▶ [TASK PROMPT]:
After reading the data below, copy out every line that contains the word "filename".

▶ [ENTRIES SHOWN]:
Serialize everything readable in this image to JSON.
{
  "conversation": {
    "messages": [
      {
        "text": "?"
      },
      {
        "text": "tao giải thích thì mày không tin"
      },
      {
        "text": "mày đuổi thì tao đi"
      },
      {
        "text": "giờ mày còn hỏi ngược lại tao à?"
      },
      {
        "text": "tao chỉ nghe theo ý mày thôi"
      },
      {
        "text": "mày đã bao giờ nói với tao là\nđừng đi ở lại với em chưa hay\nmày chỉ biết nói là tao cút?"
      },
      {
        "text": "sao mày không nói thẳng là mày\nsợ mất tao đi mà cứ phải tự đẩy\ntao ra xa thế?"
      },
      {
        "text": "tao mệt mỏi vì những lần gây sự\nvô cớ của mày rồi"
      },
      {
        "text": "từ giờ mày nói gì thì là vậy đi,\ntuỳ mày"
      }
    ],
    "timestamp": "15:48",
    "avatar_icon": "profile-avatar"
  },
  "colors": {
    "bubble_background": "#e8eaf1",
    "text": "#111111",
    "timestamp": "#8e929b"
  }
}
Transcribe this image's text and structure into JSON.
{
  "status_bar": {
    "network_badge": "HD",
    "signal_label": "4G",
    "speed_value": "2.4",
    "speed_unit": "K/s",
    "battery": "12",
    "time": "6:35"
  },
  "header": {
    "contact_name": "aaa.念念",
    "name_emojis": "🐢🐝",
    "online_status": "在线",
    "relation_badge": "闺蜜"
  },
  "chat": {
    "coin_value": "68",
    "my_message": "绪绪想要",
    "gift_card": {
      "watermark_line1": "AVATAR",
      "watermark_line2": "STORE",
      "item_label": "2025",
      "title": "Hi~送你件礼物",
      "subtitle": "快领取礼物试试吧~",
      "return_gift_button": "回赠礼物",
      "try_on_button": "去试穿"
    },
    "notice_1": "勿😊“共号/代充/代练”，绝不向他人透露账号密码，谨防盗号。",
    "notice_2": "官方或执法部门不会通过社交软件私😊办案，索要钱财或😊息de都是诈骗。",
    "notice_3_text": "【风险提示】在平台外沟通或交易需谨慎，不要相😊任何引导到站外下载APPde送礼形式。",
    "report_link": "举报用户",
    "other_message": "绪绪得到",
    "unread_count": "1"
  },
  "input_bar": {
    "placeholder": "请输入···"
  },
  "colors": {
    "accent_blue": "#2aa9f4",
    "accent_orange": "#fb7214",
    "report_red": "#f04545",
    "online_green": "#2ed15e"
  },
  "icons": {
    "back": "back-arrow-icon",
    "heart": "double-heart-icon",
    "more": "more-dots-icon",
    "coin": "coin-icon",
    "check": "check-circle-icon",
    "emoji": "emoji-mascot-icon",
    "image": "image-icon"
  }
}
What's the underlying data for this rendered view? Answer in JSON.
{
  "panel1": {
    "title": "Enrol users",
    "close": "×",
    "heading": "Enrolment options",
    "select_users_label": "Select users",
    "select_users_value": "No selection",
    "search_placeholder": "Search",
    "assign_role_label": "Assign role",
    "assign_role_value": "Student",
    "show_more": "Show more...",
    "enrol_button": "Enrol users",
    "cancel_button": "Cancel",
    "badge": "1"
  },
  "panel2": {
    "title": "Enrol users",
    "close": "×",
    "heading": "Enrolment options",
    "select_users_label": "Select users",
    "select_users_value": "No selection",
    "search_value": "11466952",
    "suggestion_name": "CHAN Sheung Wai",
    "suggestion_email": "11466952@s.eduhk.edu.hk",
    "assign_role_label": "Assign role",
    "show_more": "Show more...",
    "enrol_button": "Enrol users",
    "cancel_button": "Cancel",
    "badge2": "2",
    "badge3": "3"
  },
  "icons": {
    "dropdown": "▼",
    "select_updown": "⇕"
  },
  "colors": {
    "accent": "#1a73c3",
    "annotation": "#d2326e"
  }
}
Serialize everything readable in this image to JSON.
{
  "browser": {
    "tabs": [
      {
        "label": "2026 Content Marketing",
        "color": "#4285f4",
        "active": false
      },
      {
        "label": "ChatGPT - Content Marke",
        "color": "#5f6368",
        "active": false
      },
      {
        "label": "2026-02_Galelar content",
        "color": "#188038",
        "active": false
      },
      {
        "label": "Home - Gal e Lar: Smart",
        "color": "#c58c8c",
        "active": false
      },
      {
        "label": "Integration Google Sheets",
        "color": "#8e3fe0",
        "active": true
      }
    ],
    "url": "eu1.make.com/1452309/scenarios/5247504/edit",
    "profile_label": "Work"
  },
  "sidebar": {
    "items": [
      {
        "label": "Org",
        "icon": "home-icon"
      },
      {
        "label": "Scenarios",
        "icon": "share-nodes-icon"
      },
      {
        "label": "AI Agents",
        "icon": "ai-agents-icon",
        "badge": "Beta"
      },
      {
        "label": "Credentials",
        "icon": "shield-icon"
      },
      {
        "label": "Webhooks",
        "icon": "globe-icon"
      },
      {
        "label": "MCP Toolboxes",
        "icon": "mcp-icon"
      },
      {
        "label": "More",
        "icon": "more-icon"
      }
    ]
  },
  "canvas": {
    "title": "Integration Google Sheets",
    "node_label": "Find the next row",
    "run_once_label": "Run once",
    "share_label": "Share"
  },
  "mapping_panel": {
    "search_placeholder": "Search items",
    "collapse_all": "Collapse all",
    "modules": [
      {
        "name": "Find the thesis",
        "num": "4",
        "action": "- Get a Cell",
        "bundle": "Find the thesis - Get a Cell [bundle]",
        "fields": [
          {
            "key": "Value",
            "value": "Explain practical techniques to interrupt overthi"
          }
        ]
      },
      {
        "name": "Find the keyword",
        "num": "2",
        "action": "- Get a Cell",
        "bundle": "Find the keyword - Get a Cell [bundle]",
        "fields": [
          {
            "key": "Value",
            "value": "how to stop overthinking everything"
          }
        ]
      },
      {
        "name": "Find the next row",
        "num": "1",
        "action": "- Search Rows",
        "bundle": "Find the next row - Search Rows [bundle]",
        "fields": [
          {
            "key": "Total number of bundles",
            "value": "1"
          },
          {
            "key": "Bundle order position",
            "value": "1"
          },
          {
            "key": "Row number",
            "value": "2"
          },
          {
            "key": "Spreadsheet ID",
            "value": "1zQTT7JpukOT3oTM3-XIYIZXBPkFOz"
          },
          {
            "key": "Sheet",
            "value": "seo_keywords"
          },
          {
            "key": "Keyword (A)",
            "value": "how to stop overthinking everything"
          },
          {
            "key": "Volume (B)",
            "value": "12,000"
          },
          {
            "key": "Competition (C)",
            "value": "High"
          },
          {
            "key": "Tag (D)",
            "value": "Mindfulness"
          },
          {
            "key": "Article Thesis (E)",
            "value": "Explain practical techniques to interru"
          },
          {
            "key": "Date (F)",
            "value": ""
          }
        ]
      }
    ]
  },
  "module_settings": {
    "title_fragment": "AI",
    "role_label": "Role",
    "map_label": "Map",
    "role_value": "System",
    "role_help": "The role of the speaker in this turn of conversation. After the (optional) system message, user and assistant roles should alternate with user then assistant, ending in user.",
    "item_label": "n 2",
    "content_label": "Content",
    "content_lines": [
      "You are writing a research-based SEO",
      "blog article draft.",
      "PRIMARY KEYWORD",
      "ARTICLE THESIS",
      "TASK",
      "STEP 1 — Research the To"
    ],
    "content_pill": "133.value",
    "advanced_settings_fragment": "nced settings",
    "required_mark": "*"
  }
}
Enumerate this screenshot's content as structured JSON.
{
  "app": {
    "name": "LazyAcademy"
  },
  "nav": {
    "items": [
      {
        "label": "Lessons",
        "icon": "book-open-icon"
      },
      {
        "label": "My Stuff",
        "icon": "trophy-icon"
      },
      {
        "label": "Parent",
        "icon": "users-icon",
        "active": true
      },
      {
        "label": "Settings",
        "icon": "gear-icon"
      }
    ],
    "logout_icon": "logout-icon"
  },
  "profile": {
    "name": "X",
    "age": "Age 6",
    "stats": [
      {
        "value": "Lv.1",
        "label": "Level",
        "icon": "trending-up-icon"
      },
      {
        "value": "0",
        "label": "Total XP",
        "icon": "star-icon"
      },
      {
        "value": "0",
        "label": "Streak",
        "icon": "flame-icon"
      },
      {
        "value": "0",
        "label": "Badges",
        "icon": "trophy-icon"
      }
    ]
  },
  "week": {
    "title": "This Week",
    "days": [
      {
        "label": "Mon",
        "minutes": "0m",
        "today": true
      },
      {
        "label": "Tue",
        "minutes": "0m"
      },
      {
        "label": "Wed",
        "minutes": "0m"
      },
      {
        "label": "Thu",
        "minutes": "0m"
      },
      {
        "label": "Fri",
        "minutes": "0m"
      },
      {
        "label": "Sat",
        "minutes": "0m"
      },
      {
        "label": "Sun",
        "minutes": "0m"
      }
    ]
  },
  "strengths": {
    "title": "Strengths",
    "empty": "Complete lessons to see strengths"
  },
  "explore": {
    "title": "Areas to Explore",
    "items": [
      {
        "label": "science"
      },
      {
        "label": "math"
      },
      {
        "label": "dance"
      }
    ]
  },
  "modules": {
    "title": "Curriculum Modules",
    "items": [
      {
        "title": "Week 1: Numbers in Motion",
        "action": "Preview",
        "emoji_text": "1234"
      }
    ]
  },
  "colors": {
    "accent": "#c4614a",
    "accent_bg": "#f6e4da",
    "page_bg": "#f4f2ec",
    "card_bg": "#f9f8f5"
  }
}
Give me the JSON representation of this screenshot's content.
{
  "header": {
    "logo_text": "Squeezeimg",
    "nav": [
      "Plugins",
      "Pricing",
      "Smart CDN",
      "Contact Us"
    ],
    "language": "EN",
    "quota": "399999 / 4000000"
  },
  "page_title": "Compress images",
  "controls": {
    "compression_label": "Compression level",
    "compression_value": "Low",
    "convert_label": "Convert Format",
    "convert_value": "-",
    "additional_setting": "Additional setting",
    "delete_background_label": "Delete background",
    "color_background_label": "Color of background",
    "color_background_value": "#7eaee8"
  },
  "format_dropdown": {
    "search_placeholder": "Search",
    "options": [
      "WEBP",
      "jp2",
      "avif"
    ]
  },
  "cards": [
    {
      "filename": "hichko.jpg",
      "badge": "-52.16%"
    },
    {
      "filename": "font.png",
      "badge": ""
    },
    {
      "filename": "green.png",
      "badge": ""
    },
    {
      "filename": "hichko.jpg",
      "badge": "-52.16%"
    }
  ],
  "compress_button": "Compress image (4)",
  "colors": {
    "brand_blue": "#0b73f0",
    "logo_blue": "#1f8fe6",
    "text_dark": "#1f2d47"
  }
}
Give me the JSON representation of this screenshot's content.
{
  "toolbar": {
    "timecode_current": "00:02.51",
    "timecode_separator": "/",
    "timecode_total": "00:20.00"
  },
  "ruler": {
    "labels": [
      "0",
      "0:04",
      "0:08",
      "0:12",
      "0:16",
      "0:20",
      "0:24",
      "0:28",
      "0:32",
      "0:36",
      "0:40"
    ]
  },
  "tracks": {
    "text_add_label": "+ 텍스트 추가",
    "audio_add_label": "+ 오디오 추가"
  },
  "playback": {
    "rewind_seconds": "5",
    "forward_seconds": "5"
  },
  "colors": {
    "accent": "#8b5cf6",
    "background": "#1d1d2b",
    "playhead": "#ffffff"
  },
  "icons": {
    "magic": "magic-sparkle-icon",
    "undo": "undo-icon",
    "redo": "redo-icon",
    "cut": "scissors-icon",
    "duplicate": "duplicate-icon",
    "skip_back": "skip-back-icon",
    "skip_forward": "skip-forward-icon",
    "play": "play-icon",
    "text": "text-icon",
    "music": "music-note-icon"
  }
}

▶ [RESULT BELOW]:
      "filename": "hichko.jpg",
      "filename": "font.png",
      "filename": "green.png",
      "filename": "hichko.jpg",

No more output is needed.